Task goal: Sift through the material below and return the lines with "name".

Available data:
-*-

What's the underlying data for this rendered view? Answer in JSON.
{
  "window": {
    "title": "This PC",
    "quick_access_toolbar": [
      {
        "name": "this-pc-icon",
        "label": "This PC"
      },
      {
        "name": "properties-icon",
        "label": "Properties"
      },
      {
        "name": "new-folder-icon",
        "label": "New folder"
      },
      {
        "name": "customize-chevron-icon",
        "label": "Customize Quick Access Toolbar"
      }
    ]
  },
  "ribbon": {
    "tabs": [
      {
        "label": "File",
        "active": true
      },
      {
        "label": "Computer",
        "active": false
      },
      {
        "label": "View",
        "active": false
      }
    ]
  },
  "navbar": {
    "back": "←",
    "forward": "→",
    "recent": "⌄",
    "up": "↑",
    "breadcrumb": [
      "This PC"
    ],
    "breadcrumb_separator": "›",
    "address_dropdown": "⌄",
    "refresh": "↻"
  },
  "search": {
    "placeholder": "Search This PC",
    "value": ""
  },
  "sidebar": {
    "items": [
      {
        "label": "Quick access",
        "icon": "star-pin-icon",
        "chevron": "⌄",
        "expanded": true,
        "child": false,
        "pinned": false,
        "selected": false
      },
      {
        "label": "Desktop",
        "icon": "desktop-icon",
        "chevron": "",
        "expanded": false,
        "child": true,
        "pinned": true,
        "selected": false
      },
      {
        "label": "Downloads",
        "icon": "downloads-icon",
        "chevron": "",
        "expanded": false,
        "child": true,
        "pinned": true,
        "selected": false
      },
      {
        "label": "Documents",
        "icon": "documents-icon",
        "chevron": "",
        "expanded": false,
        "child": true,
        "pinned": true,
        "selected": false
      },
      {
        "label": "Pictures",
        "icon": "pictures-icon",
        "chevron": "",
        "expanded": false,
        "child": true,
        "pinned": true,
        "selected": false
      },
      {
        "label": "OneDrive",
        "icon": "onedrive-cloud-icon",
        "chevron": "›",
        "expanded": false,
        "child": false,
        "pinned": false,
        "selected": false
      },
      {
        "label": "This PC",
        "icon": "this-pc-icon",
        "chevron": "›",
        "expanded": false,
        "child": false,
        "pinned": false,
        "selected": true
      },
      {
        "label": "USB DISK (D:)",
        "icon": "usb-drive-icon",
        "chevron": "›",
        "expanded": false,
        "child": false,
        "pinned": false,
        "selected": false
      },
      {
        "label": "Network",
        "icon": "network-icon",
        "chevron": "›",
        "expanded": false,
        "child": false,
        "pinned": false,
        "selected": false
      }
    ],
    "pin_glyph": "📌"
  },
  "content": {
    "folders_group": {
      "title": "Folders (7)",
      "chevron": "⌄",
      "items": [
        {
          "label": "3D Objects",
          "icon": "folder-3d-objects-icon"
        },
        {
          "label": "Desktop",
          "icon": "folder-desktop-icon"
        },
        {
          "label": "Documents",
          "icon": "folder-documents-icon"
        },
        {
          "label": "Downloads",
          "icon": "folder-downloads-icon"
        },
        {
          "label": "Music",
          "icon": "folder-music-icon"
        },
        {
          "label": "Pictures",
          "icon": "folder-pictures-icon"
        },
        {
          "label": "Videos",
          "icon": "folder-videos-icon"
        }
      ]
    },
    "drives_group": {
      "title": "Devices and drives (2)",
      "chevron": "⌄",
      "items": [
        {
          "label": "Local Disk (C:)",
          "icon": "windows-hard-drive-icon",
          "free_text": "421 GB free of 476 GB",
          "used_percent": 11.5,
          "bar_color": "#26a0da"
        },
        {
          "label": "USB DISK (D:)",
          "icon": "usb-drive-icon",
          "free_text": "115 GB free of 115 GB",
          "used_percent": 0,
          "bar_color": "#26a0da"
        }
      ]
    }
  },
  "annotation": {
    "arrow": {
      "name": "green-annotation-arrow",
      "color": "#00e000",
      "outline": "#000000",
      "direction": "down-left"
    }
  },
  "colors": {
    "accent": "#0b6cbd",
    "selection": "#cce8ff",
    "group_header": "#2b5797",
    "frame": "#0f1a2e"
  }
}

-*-

Task answer:
        "name": "this-pc-icon",
        "name": "properties-icon",
        "name": "new-folder-icon",
        "name": "customize-chevron-icon",
      "name": "green-annotation-arrow",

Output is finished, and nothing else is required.